After over a year of deliberation, Aspen City Council unanimously agreed on a minimalist redesign of Galena Plaza during a work session on Tuesday.
Galena Plaza sits on top of the city’s Rio Grande parking garage, which has leaks that are jeopardizing the building’s structure. Its redesign will take place in conjunction with garage repairs.
The final design includes about 4,000 square feet of green space, 12 parking spots for law enforcement vehicles along Library Alley and North Galena Street and two public spaces. Four parking space will also be added to the 400 block of Main Street in front of the Millennium Plaza building. Previous renditions of the plan, which were presented to council over the past year, were more complicated and included an elevator observation tower, a children’s play area, a grand stairway and fewer parking spaces.
The final design includes an observation area on the north side of the plaza, which overlooks Rio Grande Park and Red Mountain. The amenity will be phased in after the plaza is rebuilt, because there are plans to redevelop the one-story building, which houses the Aspen Chamber Resort Association (ACRA), that sits below, said Scott Miller, city capital asset director.
“When you add one floor to the ACRA building the idea would be that the roof of the second floor would align with the plaza,” Miller said.

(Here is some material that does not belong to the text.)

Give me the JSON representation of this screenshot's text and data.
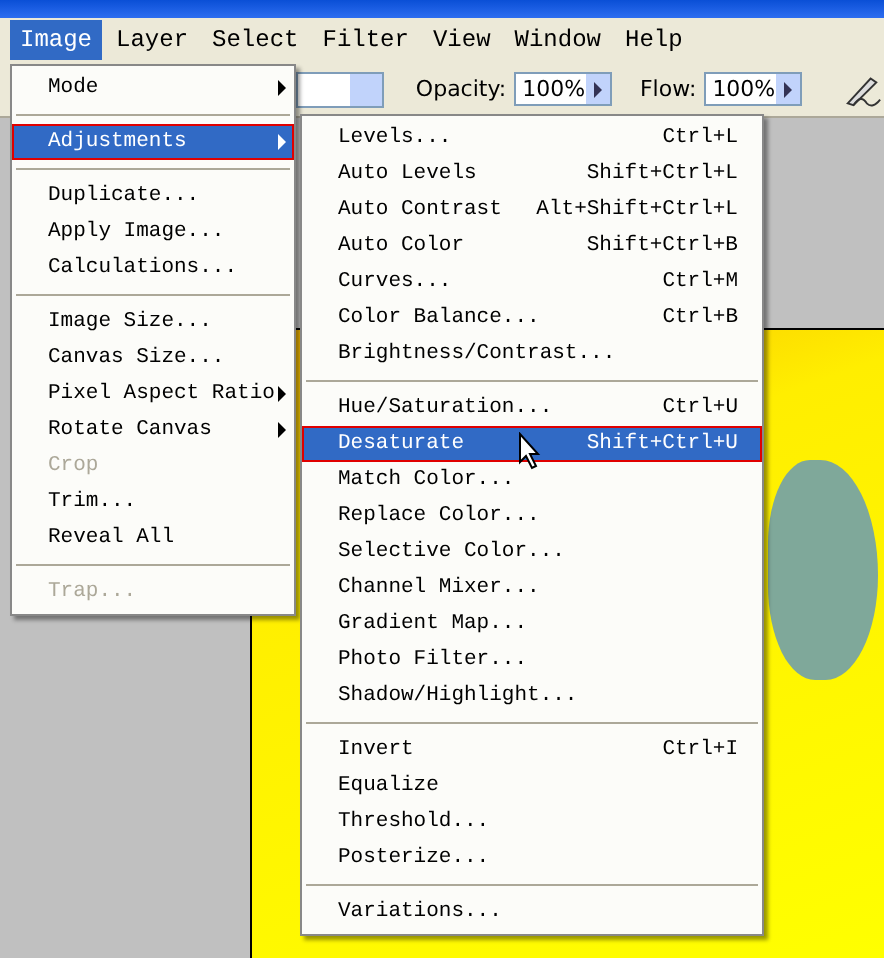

Councilman Derek Johnson and Mayor Mick Ireland agreed that the proposed design responds to council’s past critiques. Councilman Adam Frisch suggested that law enforcement parking spots be angled consistently to provide a quick egress, which Miller said could easily be addressed. Overall, Frisch agreed with fellow councilmen and said the year’s worth of debate of the plaza’s redesign was worth the effort.
Councilman Torre said he stands by comments has made in opposition to parking spaces bordering Galena Plaza. Parking spots on North Galena Street should be moved to existing lots like on the north side of Main Street at Hunter Street, where the city’s parking department is located.
With the exception of the parking issue, the city has reached a good middle ground, Torre said.
Councilman Steve Skadron said people will likely ignore the proposed path around the plaza and cut through the large circular green space. Still, he supports the proposed plan, Skadron said.
Kent Hudson Reed, who runs a theater company that puts on Shakespeare plays in the plaza, said he would like to give input on specifics regarding seating and electrical outlets. Those things can be worked out later, he acknowledged.
“I think the devil’s in the details,” Reed said. “I think overall the plan’s come a long way.”
With the conceptual plan approved, the city will create a detailed design addressing costs. Construction on the garage likely won’t occur until 2014, according to Barry Crook, assistant city manager.
Also at the work session, the city approved a $5,000 grant request from the Aspen Science Center, which missed the deadline to apply for city dollars this year. The funds will help pay for a community science fair held at Paepcke Park on Aug. 11, according to Mike Simmons, chair of the nonprofit’s board. The center hosted its first fair last year and it was largely successful, which is why the organization is trying to grow the event this year, he said.
Council agreed that the fair is worth funding, but each member noted any more out-of-cycle requests should be systematically addressed in groups. Ireland suggested that happen on a quarterly basis. Simmons apologized for missing the deadline and said the organization wouldn’t let it happen again.